An implied consent strategy does not create a large administrative processing burden on your staff. While this strategy is compliant with most federal regulations, there is a risk that you will sometimes send a message to a patient that did not want to receive the message. Providing an opt-out solution helps ensure this doesn’t negatively impact your relationship with these patients.
Explicit Consent Strategy
Within this format, the patient must grant explicit permission (written or verbal) that allows the medical practice to contact the patient using automated communications. The challenge with this approach is that it is difficult to implement, adding an additional burden on your staff to collect the consent from each patient. As a result, many patients may be excluded from your automated messaging campaigns, reducing their impact and minimizing the success of your patient engagement strategies. In addition, when consent expires, additional management resources must be used to update the information.
To better understand the difficulties of implementing this accountability model, we’ve compiled the four areas of explicit consent processes for both large and small organizations:

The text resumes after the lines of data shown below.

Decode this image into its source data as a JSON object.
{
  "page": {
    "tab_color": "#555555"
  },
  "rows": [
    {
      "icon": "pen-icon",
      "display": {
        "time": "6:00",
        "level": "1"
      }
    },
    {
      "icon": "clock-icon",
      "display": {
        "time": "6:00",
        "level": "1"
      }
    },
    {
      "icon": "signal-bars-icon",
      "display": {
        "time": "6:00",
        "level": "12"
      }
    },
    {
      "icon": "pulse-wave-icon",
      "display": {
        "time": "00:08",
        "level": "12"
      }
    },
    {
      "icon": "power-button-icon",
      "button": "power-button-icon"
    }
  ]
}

- Verbal Consent – The practice allows staff to accept verbal consent for automated communications or uses a call center to reach out to patients to collect verbal approval. This allows for flexibility in how consent is captured and reduces liability on the practice. The practice uses verbal communication by staff rather than paperwork to collect consent, reducing administrative burden.
- Blanket Statement of Consent – The practice states clearly that they will contact patients using automated voice, email, and text communications to any number or email provided. If patients don’t want to receive the notices, they must ask to be removed. This can be implemented using a written notice as part of general intake forms. This puts the onus on the patient to ask to be removed and doesn’t require collection of a specific consent for electronic communication purposes.
- Specific Language Consent – The practice shares language regarding sending automated messages and asks that the patient initial or sign the specific section of the document, often during intake. This is often an additional piece of paperwork, requiring staff to check to see if consent was given, adding additional administrative burden.
- Consent for All Types of Communication – The practice asks patients for consent to communicate via text, email, and automated messages for more than just healthcare treatment purposes, which can include payment and billing collections. This is usually a blanket statement that says we can contact you for a variety of reasons.
Opting Out is a Requirement
Federal regulations also require practices to offer an opt-out method for patients. The messages you send via phone, text and email must include an opt-out strategy within the message and the appropriate action must be taken by the practice if a patient chooses to opt-out.
Training staff on how to ensure this occurs consistently is an important part of implementing automated communications in your practice. The opt-out language should strike a balance between legal protection, patient care, and operational efficiencies because the tone you use to convey opt-out and consent information impacts patient engagement.
For help evaluating whether the patient communication tools you are using comply with federal regulations, please don’t hesitate to reach out to us today.
Topics: Vital Interaction